Organizations that have implemented WMS report higher perfect order performance than organizations without these systems (Figure 1). The results indicate that organizations using WMS are better able to deliver customer orders on time, complete, without damage and with accurate documentation. The difference in performance between the two groups is 4% at the median, which is significant from a customer-facing standpoint.
Organizations that have implemented WMS also report a lower amount of expedited orders than organizations that have not implemented WMS. WMS can help reduce expedited orders, especially when they are fully integrated with other business systems such as enterprise resource planning (ERP), transportation management, automatic order picking and radio frequency identification (RFID) systems.
The perfect order performance and amount of expedited orders achieved by organizations with WMS could be tied to the visibility provided by the technology. The integration of warehouse functions into one system enables staff to quickly pick and ship products. A centralized inventory reduces the chance that product is unavailable to send to a customer, which in turn can increase on-time deliveries and reduce expedited orders.

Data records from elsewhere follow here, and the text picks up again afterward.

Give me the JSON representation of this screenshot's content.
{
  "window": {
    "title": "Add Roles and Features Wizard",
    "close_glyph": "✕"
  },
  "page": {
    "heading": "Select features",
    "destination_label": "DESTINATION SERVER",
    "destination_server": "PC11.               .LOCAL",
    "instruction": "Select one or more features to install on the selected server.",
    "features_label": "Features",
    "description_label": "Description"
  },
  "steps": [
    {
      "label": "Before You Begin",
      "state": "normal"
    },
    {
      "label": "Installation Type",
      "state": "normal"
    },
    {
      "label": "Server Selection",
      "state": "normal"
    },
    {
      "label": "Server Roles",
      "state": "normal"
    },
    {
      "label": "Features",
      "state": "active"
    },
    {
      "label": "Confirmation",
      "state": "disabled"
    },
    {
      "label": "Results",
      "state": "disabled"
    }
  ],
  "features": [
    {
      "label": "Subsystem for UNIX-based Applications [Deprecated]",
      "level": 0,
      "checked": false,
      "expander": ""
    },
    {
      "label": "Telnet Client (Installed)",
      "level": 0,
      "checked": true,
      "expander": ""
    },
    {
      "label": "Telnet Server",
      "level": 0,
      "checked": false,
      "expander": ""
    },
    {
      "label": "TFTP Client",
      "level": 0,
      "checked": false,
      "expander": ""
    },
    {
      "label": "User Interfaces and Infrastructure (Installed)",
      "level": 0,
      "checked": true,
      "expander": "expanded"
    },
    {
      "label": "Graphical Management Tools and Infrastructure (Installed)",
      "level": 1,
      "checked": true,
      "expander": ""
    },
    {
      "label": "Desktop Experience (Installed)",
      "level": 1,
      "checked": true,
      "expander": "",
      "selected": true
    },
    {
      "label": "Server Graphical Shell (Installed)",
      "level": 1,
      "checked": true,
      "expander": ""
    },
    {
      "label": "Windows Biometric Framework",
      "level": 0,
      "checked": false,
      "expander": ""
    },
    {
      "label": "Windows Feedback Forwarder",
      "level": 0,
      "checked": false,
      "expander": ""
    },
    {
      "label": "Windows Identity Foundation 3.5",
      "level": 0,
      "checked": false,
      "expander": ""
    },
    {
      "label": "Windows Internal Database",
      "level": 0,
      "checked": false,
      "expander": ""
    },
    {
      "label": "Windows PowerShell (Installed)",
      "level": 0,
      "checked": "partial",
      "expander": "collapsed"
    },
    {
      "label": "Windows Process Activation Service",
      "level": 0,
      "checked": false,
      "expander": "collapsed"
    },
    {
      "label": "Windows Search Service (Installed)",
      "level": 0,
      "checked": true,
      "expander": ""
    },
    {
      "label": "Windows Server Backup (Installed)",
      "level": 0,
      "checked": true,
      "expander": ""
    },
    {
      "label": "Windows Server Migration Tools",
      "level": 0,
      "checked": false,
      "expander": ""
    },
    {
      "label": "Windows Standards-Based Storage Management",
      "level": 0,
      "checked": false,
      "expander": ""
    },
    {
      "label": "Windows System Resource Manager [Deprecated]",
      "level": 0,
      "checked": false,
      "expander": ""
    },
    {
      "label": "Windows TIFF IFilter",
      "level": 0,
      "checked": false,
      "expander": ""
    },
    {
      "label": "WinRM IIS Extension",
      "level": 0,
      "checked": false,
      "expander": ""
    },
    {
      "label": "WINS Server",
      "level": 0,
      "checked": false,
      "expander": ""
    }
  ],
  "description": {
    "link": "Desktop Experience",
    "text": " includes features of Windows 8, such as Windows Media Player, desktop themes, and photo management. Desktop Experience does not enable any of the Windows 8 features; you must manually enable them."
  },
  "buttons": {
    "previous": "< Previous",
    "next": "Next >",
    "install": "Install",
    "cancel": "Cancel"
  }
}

Yet efficiency is not the only factor to consider when evaluating WMS. Organizations must also gauge the impact of WMS on logistics and warehousing costs to determine whether these systems are the right investment.
APQC’s data reveals interesting results when comparing the logistics costs of organizations that have implemented WMS to the costs of organizations that have not. Figure 2 lists the costs of the logistics process as a whole and the costs of operating warehousing per $1,000 in revenue for both groups of organizations.
At the median, organizations using WMS spend $3.63 less per $1,000 revenue for the entire logistics process than organizations that do not. For an organization with $5 billion in revenue, this would translate into a difference of over $18 million per year.
Although organizations with WMS spend less on the logistics process as a whole, they spend more to operate warehousing. At the median, the difference in cost for the two groups of organizations is $3.39 per $1,000 revenue. The higher cost for organizations using WMS could be linked to increased systems costs related to implementing and maintaining the system, storing data and training employees to use the system. These additional costs could be offset by a reduction in total logistics cost brought about by greater efficiency.
Tailor the Solution
APQC’s data shows that organizations with WMS have more efficient warehouse operations and spend less on logistics despite spending more to operate warehousing. Several factors can affect the decision to implement and maintain WMS. The number of employees needed to use and maintain the system must be considered, as well as whether such a data-intensive solution would place too many demands on an organization’s infrastructure.
WMS can lead to logistics benefits, but organizations must make sure the adoption and configuration makes sense for their needs.
APQC is a member-based nonprofit and a proponent of benchmarking and best practice business research. Working with more than 500 organizations worldwide in all industries, APQC focuses on providing organizations with the information they need to work smarter, faster and with confidence.